A gurgling noise may indicate that the carburetor is flooded with too much fuel. This can happen when you repeatedly pull the starter cord without the engine starting, causing an excessive amount of fuel to enter the engine.

2. What does a flooded lawn mower sound like when you try to start it?

If your lawn mower is flooded, it may make a sputtering sound when you attempt to start it. The engine might turn over but fail to fully ignite, resulting in a series of irregular and rough sounds.

3. Does a flooded lawn mower sound different from a regular starting attempt?

Yes, a flooded lawn mower will sound different compared to a regular starting attempt. Instead of the usual smooth and consistent engine sound, a flooded mower may produce a chugging or coughing noise as it struggles to start.

4. Can a flooded lawn mower emit a strong smell of gasoline?

A flooded lawn mower can release a strong smell of gasoline. This odor occurs because the engine is flooded with an excess amount of fuel that cannot be burned efficiently. If you notice this smell, it is a clear indication of a flooding issue.

5. Is it possible for a flooded lawn mower to produce smoke?

Yes, a flooded lawn mower can emit smoke. When the engine is flooded, the excess fuel can cause incomplete combustion, resulting in smoke coming from the exhaust. If you see smoke, it confirms that the mower is flooded and needs attention.

Final Thoughts

A flooded lawn mower emits a distinct sound that can help diagnose the issue. When a lawn mower is flooded, the engine tends to make a sputtering or coughing noise. It may also produce a backfiring sound or emit white or black smoke from the exhaust. This sound is a result of an excess of fuel in the engine, causing problems with combustion.

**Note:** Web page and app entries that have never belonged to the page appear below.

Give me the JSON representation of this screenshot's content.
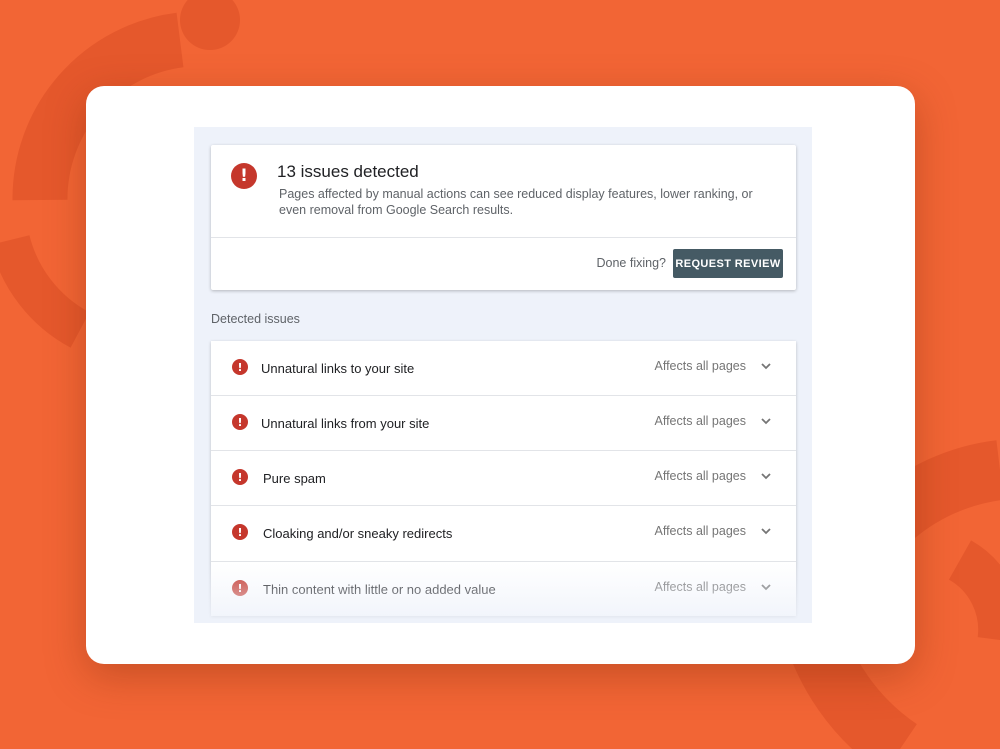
{
  "summary": {
    "title": "13 issues detected",
    "description": "Pages affected by manual actions can see reduced display features, lower ranking, or even removal from Google Search results.",
    "done_label": "Done fixing?",
    "request_review_label": "REQUEST REVIEW",
    "icon": "error-icon"
  },
  "issues_section": {
    "label": "Detected issues",
    "items": [
      {
        "title": "Unnatural links to your site",
        "scope": "Affects all pages"
      },
      {
        "title": "Unnatural links from your site",
        "scope": "Affects all pages"
      },
      {
        "title": "Pure spam",
        "scope": "Affects all pages"
      },
      {
        "title": "Cloaking and/or sneaky redirects",
        "scope": "Affects all pages"
      },
      {
        "title": "Thin content with little or no added value",
        "scope": "Affects all pages"
      }
    ]
  },
  "colors": {
    "background": "#f26535",
    "error": "#c5372c",
    "button": "#455a64"
  }
}
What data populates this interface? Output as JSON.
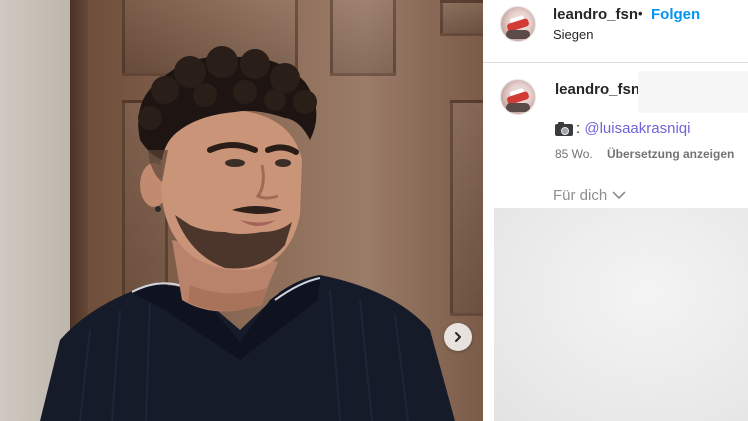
{
  "post": {
    "username": "leandro_fsn",
    "separator": "•",
    "follow_label": "Folgen",
    "location": "Siegen"
  },
  "comment": {
    "username": "leandro_fsn",
    "mention_prefix": ":",
    "mention": "@luisaakrasniqi",
    "age": "85 Wo.",
    "translate_label": "Übersetzung anzeigen"
  },
  "feed": {
    "for_you_label": "Für dich"
  },
  "icons": {
    "camera": "camera-emoji-icon",
    "next": "chevron-right-icon",
    "dropdown": "chevron-down-icon"
  },
  "colors": {
    "follow": "#0095f6",
    "mention": "#6f65d8",
    "muted": "#737373"
  }
}
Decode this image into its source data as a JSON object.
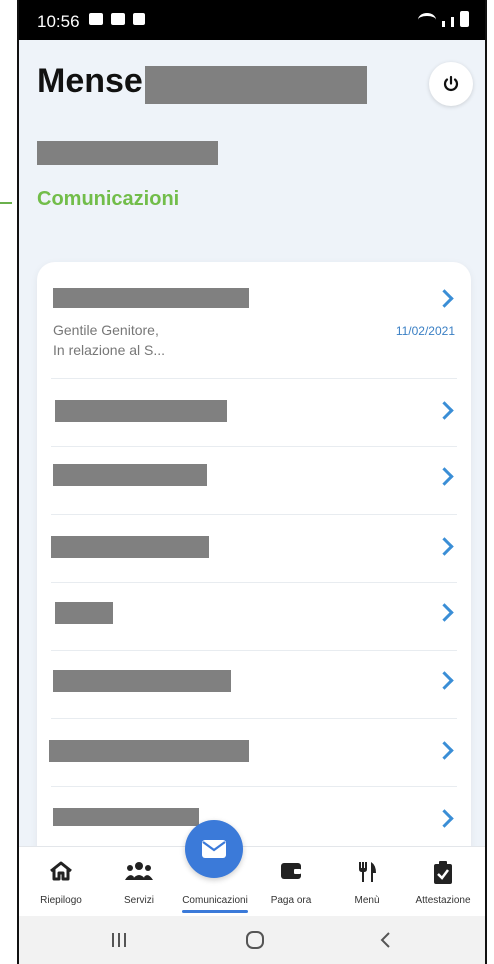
{
  "status_bar": {
    "time": "10:56"
  },
  "header": {
    "title": "Mense",
    "section_title": "Comunicazioni"
  },
  "messages": [
    {
      "preview": "Gentile Genitore,\nIn relazione al S...",
      "date": "11/02/2021"
    },
    {
      "preview": "",
      "date": ""
    },
    {
      "preview": "",
      "date": ""
    },
    {
      "preview": "",
      "date": ""
    },
    {
      "preview": "",
      "date": ""
    },
    {
      "preview": "",
      "date": ""
    },
    {
      "preview": "",
      "date": ""
    },
    {
      "preview": "",
      "date": ""
    }
  ],
  "bottom_nav": {
    "items": [
      {
        "label": "Riepilogo",
        "icon": "home-icon"
      },
      {
        "label": "Servizi",
        "icon": "users-icon"
      },
      {
        "label": "Comunicazioni",
        "icon": "envelope-icon"
      },
      {
        "label": "Paga ora",
        "icon": "wallet-icon"
      },
      {
        "label": "Menù",
        "icon": "fork-knife-icon"
      },
      {
        "label": "Attestazione",
        "icon": "clipboard-check-icon"
      }
    ],
    "active": "Comunicazioni"
  },
  "colors": {
    "accent_green": "#72bd4a",
    "accent_blue": "#3b7ad9",
    "background": "#eef3f9"
  }
}
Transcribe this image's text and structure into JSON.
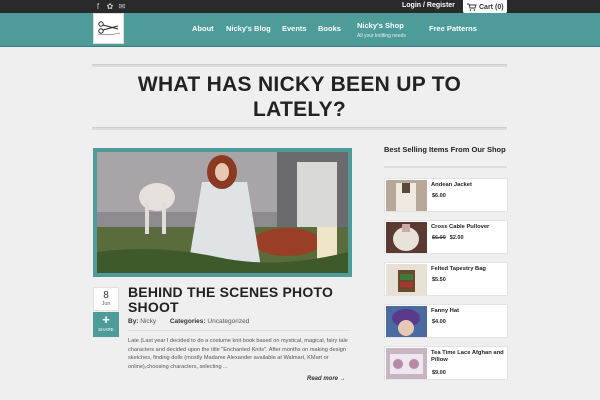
{
  "topbar": {
    "social_icons": [
      "facebook-icon",
      "twitter-icon",
      "email-icon"
    ],
    "login_label": "Login / Register",
    "cart_label": "Cart",
    "cart_count": "(0)"
  },
  "nav": {
    "items": [
      "About",
      "Nicky's Blog",
      "Events",
      "Books",
      "Nicky's Shop",
      "Free Patterns"
    ],
    "shop_subtitle": "All your knitting needs"
  },
  "page": {
    "title": "WHAT HAS NICKY BEEN UP TO LATELY?"
  },
  "post": {
    "day": "8",
    "month": "Jun",
    "share_label": "SHARE",
    "title": "BEHIND THE SCENES PHOTO SHOOT",
    "by_label": "By:",
    "author": "Nicky",
    "categories_label": "Categories:",
    "category": "Uncategorized",
    "excerpt": "Late (Last year I decided to do a costume knit book based on mystical, magical, fairy tale characters and decided upon the title \"Enchanted Knits\". After months on making design sketches, finding dolls (mostly Madame Alexander available at Walmart, KMart or online),choosing characters, selecting ...",
    "read_more": "Read more →"
  },
  "sidebar": {
    "title": "Best Selling Items From Our Shop",
    "products": [
      {
        "name": "Andean Jacket",
        "old_price": "",
        "price": "$6.00"
      },
      {
        "name": "Cross Cable Pullover",
        "old_price": "$6.00",
        "price": "$2.00"
      },
      {
        "name": "Felted Tapestry Bag",
        "old_price": "",
        "price": "$5.50"
      },
      {
        "name": "Fanny Hat",
        "old_price": "",
        "price": "$4.00"
      },
      {
        "name": "Tea Time Lace Afghan and Pillow",
        "old_price": "",
        "price": "$9.00"
      }
    ]
  },
  "colors": {
    "accent": "#4d9c9a",
    "topbar": "#2a2a2a",
    "background": "#efefef"
  }
}
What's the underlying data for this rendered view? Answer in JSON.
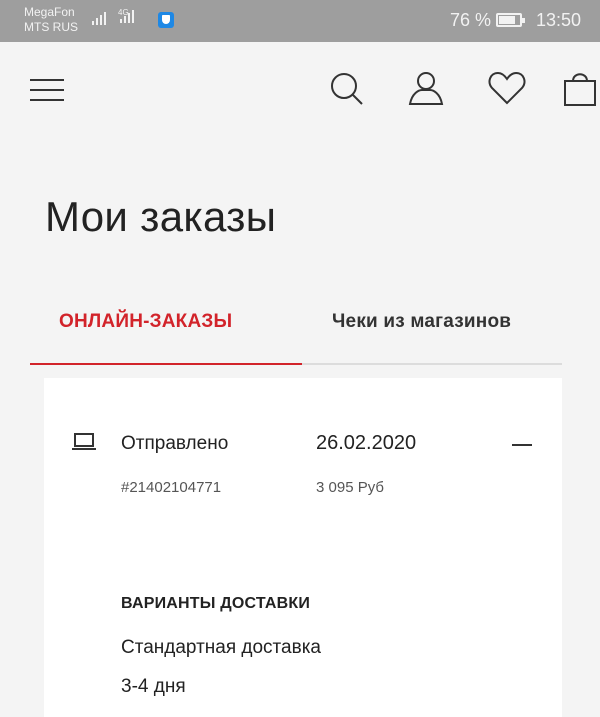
{
  "status_bar": {
    "carrier_1": "MegaFon",
    "carrier_2": "MTS RUS",
    "network": "4G",
    "battery_percent": "76 %",
    "battery_level": 0.76,
    "time": "13:50"
  },
  "header": {
    "icons": [
      "menu-icon",
      "search-icon",
      "account-icon",
      "heart-icon",
      "shopping-bag-icon"
    ]
  },
  "page": {
    "title": "Мои заказы"
  },
  "tabs": {
    "items": [
      {
        "label": "ОНЛАЙН-ЗАКАЗЫ",
        "active": true
      },
      {
        "label": "Чеки из магазинов",
        "active": false
      }
    ]
  },
  "order": {
    "status": "Отправлено",
    "number": "#21402104771",
    "date": "26.02.2020",
    "price": "3 095 Руб",
    "delivery_heading": "ВАРИАНТЫ ДОСТАВКИ",
    "delivery_type": "Стандартная доставка",
    "delivery_days": "3-4 дня"
  },
  "colors": {
    "accent": "#d2232a",
    "status_bar_bg": "#9e9e9e",
    "page_bg": "#f4f4f4",
    "card_bg": "#ffffff"
  }
}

If you hear these symptoms, it is essential to address the flooding issue promptly to ensure proper functioning of your lawn mower.